Stored records:
┄┄┄┄┄┄

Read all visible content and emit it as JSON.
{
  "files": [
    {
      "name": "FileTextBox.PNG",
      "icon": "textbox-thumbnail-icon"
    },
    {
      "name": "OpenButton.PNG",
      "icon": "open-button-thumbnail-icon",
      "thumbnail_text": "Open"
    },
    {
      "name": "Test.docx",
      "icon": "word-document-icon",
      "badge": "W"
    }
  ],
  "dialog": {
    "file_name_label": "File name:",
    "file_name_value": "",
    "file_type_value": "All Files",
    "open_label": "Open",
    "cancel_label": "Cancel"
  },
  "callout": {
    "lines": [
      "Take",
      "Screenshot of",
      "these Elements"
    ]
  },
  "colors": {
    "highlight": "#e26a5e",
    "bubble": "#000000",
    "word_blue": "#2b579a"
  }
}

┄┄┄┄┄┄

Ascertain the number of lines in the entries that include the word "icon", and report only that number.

3